### ACTIVITY
Find every line in the records below that holds the word "subtitle" and copy it.

··· DATASET EXCERPTS

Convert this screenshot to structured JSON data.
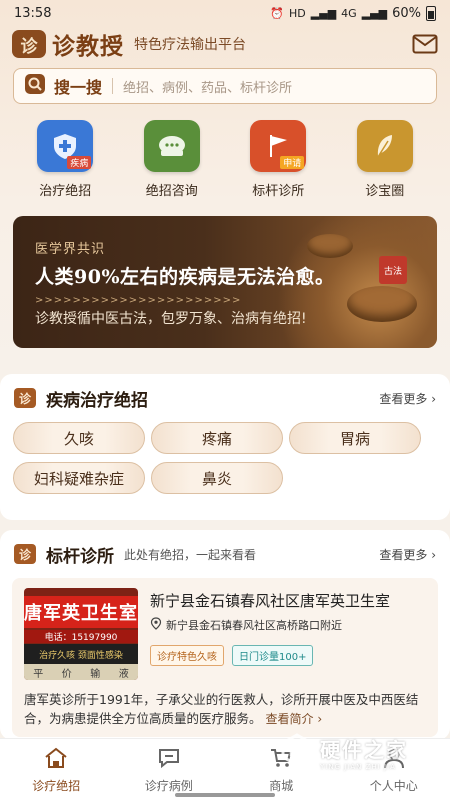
{
  "status_bar": {
    "time": "13:58",
    "net_hd": "HD",
    "net_4g": "4G",
    "battery": "60%"
  },
  "header": {
    "logo_char": "诊",
    "app_name": "诊教授",
    "slogan": "特色疗法输出平台"
  },
  "search": {
    "label": "搜一搜",
    "placeholder": "绝招、病例、药品、标杆诊所"
  },
  "quick_links": [
    {
      "label": "治疗绝招",
      "tag": "疾病",
      "color": "#3a78d6"
    },
    {
      "label": "绝招咨询",
      "color": "#5a8f3a"
    },
    {
      "label": "标杆诊所",
      "tag": "申请",
      "color": "#d8502a"
    },
    {
      "label": "诊宝圈",
      "color": "#c9962f"
    }
  ],
  "banner": {
    "tag": "医学界共识",
    "title": "人类90%左右的疾病是无法治愈。",
    "arrows": ">>>>>>>>>>>>>>>>>>>>>>",
    "subtitle": "诊教授循中医古法，包罗万象、治病有绝招!",
    "seal": "古法"
  },
  "disease_section": {
    "title": "疾病治疗绝招",
    "more": "查看更多",
    "items": [
      "久咳",
      "疼痛",
      "胃病",
      "妇科疑难杂症",
      "鼻炎"
    ]
  },
  "clinic_section": {
    "title": "标杆诊所",
    "subtitle": "此处有绝招，一起来看看",
    "more": "查看更多",
    "clinic": {
      "photo_sign": "唐军英卫生室",
      "photo_phone": "电话：15197990",
      "photo_row2": "治疗久咳 颈面性感染",
      "photo_row3": [
        "平",
        "价",
        "输",
        "液"
      ],
      "name": "新宁县金石镇春风社区唐军英卫生室",
      "address": "新宁县金石镇春风社区高桥路口附近",
      "badges": [
        "诊疗特色久咳",
        "日门诊量100+"
      ],
      "description": "唐军英诊所于1991年，子承父业的行医救人，诊所开展中医及中西医结合，为病患提供全方位高质量的医疗服务。",
      "intro_link": "查看简介"
    }
  },
  "tabbar": [
    {
      "label": "诊疗绝招",
      "active": true
    },
    {
      "label": "诊疗病例",
      "active": false
    },
    {
      "label": "商城",
      "active": false
    },
    {
      "label": "个人中心",
      "active": false
    }
  ],
  "watermark": {
    "text": "硬件之家",
    "sub": "YING JIAN ZHI JIA"
  }
}
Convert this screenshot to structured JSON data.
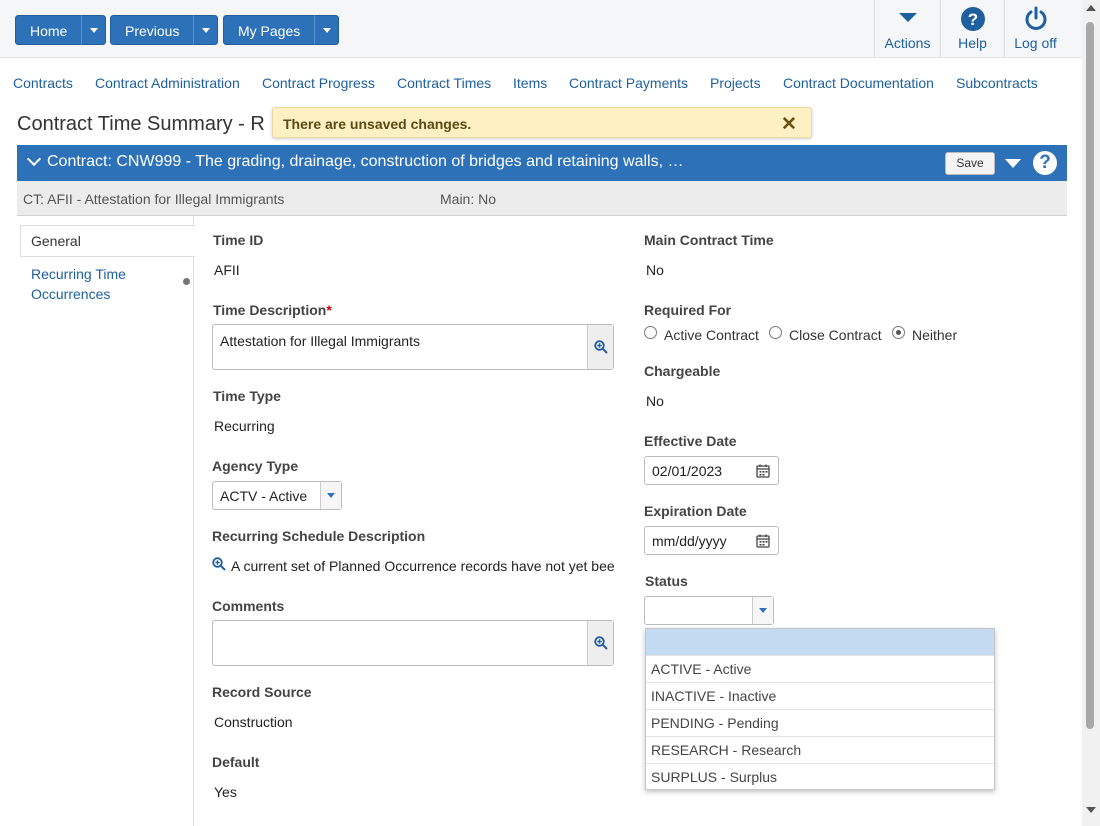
{
  "toolbar": {
    "home": "Home",
    "previous": "Previous",
    "my_pages": "My Pages",
    "actions": "Actions",
    "help": "Help",
    "log_off": "Log off"
  },
  "nav": [
    "Contracts",
    "Contract Administration",
    "Contract Progress",
    "Contract Times",
    "Items",
    "Contract Payments",
    "Projects",
    "Contract Documentation",
    "Subcontracts"
  ],
  "page_title": "Contract Time Summary - R",
  "unsaved_message": "There are unsaved changes.",
  "contract_bar": {
    "title": "Contract: CNW999 - The grading, drainage, construction of bridges and retaining walls, …",
    "save_label": "Save"
  },
  "subinfo": {
    "ct": "CT: AFII - Attestation for Illegal Immigrants",
    "main": "Main: No"
  },
  "side_tabs": {
    "general": "General",
    "recurring": "Recurring Time Occurrences"
  },
  "form": {
    "time_id_label": "Time ID",
    "time_id": "AFII",
    "time_desc_label": "Time Description",
    "time_desc": "Attestation for Illegal Immigrants",
    "time_type_label": "Time Type",
    "time_type": "Recurring",
    "agency_type_label": "Agency Type",
    "agency_type": "ACTV - Active",
    "recurring_sched_label": "Recurring Schedule Description",
    "recurring_sched": "A current set of Planned Occurrence records have not yet bee",
    "comments_label": "Comments",
    "comments": "",
    "record_source_label": "Record Source",
    "record_source": "Construction",
    "default_label": "Default",
    "default": "Yes",
    "main_contract_time_label": "Main Contract Time",
    "main_contract_time": "No",
    "required_for_label": "Required For",
    "required_for_options": [
      "Active Contract",
      "Close Contract",
      "Neither"
    ],
    "required_for_selected": "Neither",
    "chargeable_label": "Chargeable",
    "chargeable": "No",
    "effective_date_label": "Effective Date",
    "effective_date": "02/01/2023",
    "expiration_date_label": "Expiration Date",
    "expiration_date_placeholder": "mm/dd/yyyy",
    "status_label": "Status",
    "status": ""
  },
  "status_options": [
    "",
    "ACTIVE - Active",
    "INACTIVE - Inactive",
    "PENDING - Pending",
    "RESEARCH - Research",
    "SURPLUS - Surplus"
  ],
  "icons": {
    "actions": "chevron-down-icon",
    "help": "question-icon",
    "log_off": "power-icon",
    "zoom": "zoom-in-icon",
    "calendar": "calendar-icon"
  },
  "colors": {
    "primary": "#2d71b8",
    "link": "#1d5f9f",
    "warning_bg": "#fdf0c3",
    "selected_option": "#c4daf1"
  }
}
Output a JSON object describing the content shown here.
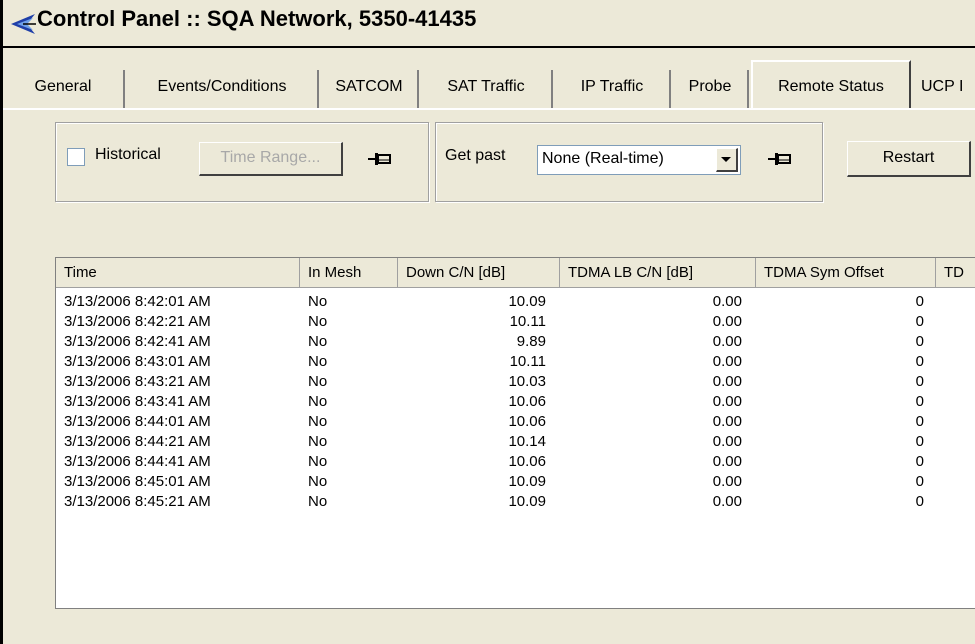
{
  "window": {
    "title": "Control Panel :: SQA Network, 5350-41435"
  },
  "tabs": [
    {
      "label": "General"
    },
    {
      "label": "Events/Conditions"
    },
    {
      "label": "SATCOM"
    },
    {
      "label": "SAT Traffic"
    },
    {
      "label": "IP Traffic"
    },
    {
      "label": "Probe"
    },
    {
      "label": "Remote Status",
      "active": true
    },
    {
      "label": "UCP I"
    }
  ],
  "toolbar": {
    "historical_label": "Historical",
    "historical_checked": false,
    "time_range_label": "Time Range...",
    "get_past_label": "Get past",
    "get_past_value": "None (Real-time)",
    "restart_label": "Restart"
  },
  "table": {
    "columns": [
      "Time",
      "In Mesh",
      "Down C/N [dB]",
      "TDMA LB C/N [dB]",
      "TDMA Sym Offset",
      "TD"
    ],
    "rows": [
      [
        "3/13/2006  8:42:01 AM",
        "No",
        "10.09",
        "0.00",
        "0"
      ],
      [
        "3/13/2006  8:42:21 AM",
        "No",
        "10.11",
        "0.00",
        "0"
      ],
      [
        "3/13/2006  8:42:41 AM",
        "No",
        "9.89",
        "0.00",
        "0"
      ],
      [
        "3/13/2006  8:43:01 AM",
        "No",
        "10.11",
        "0.00",
        "0"
      ],
      [
        "3/13/2006  8:43:21 AM",
        "No",
        "10.03",
        "0.00",
        "0"
      ],
      [
        "3/13/2006  8:43:41 AM",
        "No",
        "10.06",
        "0.00",
        "0"
      ],
      [
        "3/13/2006  8:44:01 AM",
        "No",
        "10.06",
        "0.00",
        "0"
      ],
      [
        "3/13/2006  8:44:21 AM",
        "No",
        "10.14",
        "0.00",
        "0"
      ],
      [
        "3/13/2006  8:44:41 AM",
        "No",
        "10.06",
        "0.00",
        "0"
      ],
      [
        "3/13/2006  8:45:01 AM",
        "No",
        "10.09",
        "0.00",
        "0"
      ],
      [
        "3/13/2006  8:45:21 AM",
        "No",
        "10.09",
        "0.00",
        "0"
      ]
    ]
  },
  "icons": {
    "title": "satellite-dish-icon",
    "pin": "pushpin-icon",
    "dropdown": "chevron-down-icon"
  },
  "colors": {
    "window_bg": "#ece9d8",
    "title_icon_blue": "#1f3fa8",
    "input_border": "#7f9db9"
  }
}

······

### PROBLEM SOLUTION
    "subtitle": "诊教授循中医古法，包罗万象、治病有绝招!",
    "subtitle": "此处有绝招，一起来看看",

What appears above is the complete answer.